#### [Directions for this task]
Every record below must be returned word for word, with the pictures left out.

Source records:

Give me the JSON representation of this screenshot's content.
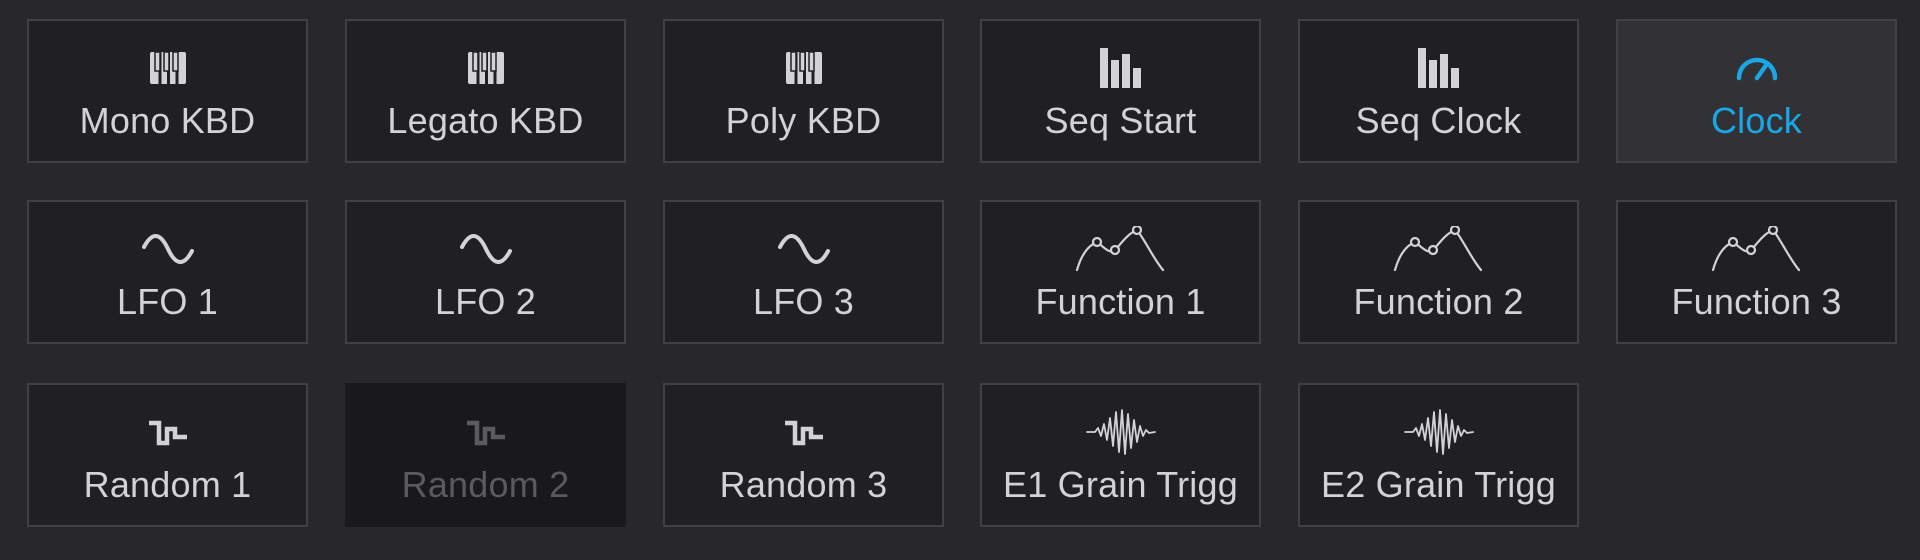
{
  "colors": {
    "background": "#28282b",
    "tile": "#202023",
    "tile_border": "#414145",
    "text": "#d3d3d6",
    "active_accent": "#1aa7e5",
    "disabled_text": "#5b5b5e"
  },
  "sources": [
    {
      "label": "Mono KBD",
      "icon": "keyboard-icon",
      "state": "normal"
    },
    {
      "label": "Legato KBD",
      "icon": "keyboard-icon",
      "state": "normal"
    },
    {
      "label": "Poly KBD",
      "icon": "keyboard-icon",
      "state": "normal"
    },
    {
      "label": "Seq Start",
      "icon": "sequencer-icon",
      "state": "normal"
    },
    {
      "label": "Seq Clock",
      "icon": "sequencer-icon",
      "state": "normal"
    },
    {
      "label": "Clock",
      "icon": "gauge-icon",
      "state": "active"
    },
    {
      "label": "LFO 1",
      "icon": "sine-wave-icon",
      "state": "normal"
    },
    {
      "label": "LFO 2",
      "icon": "sine-wave-icon",
      "state": "normal"
    },
    {
      "label": "LFO 3",
      "icon": "sine-wave-icon",
      "state": "normal"
    },
    {
      "label": "Function 1",
      "icon": "envelope-function-icon",
      "state": "normal"
    },
    {
      "label": "Function 2",
      "icon": "envelope-function-icon",
      "state": "normal"
    },
    {
      "label": "Function 3",
      "icon": "envelope-function-icon",
      "state": "normal"
    },
    {
      "label": "Random 1",
      "icon": "random-step-icon",
      "state": "normal"
    },
    {
      "label": "Random 2",
      "icon": "random-step-icon",
      "state": "disabled"
    },
    {
      "label": "Random 3",
      "icon": "random-step-icon",
      "state": "normal"
    },
    {
      "label": "E1 Grain Trigg",
      "icon": "grain-burst-icon",
      "state": "normal"
    },
    {
      "label": "E2 Grain Trigg",
      "icon": "grain-burst-icon",
      "state": "normal"
    }
  ]
}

#### [Answer section]
Give me the JSON representation of this screenshot's content.
{
  "colors": {
    "background": "#28282b",
    "tile": "#202023",
    "tile_border": "#414145",
    "text": "#d3d3d6",
    "active_accent": "#1aa7e5",
    "disabled_text": "#5b5b5e"
  },
  "sources": [
    {
      "label": "Mono KBD",
      "icon": "keyboard-icon",
      "state": "normal"
    },
    {
      "label": "Legato KBD",
      "icon": "keyboard-icon",
      "state": "normal"
    },
    {
      "label": "Poly KBD",
      "icon": "keyboard-icon",
      "state": "normal"
    },
    {
      "label": "Seq Start",
      "icon": "sequencer-icon",
      "state": "normal"
    },
    {
      "label": "Seq Clock",
      "icon": "sequencer-icon",
      "state": "normal"
    },
    {
      "label": "Clock",
      "icon": "gauge-icon",
      "state": "active"
    },
    {
      "label": "LFO 1",
      "icon": "sine-wave-icon",
      "state": "normal"
    },
    {
      "label": "LFO 2",
      "icon": "sine-wave-icon",
      "state": "normal"
    },
    {
      "label": "LFO 3",
      "icon": "sine-wave-icon",
      "state": "normal"
    },
    {
      "label": "Function 1",
      "icon": "envelope-function-icon",
      "state": "normal"
    },
    {
      "label": "Function 2",
      "icon": "envelope-function-icon",
      "state": "normal"
    },
    {
      "label": "Function 3",
      "icon": "envelope-function-icon",
      "state": "normal"
    },
    {
      "label": "Random 1",
      "icon": "random-step-icon",
      "state": "normal"
    },
    {
      "label": "Random 2",
      "icon": "random-step-icon",
      "state": "disabled"
    },
    {
      "label": "Random 3",
      "icon": "random-step-icon",
      "state": "normal"
    },
    {
      "label": "E1 Grain Trigg",
      "icon": "grain-burst-icon",
      "state": "normal"
    },
    {
      "label": "E2 Grain Trigg",
      "icon": "grain-burst-icon",
      "state": "normal"
    }
  ]
}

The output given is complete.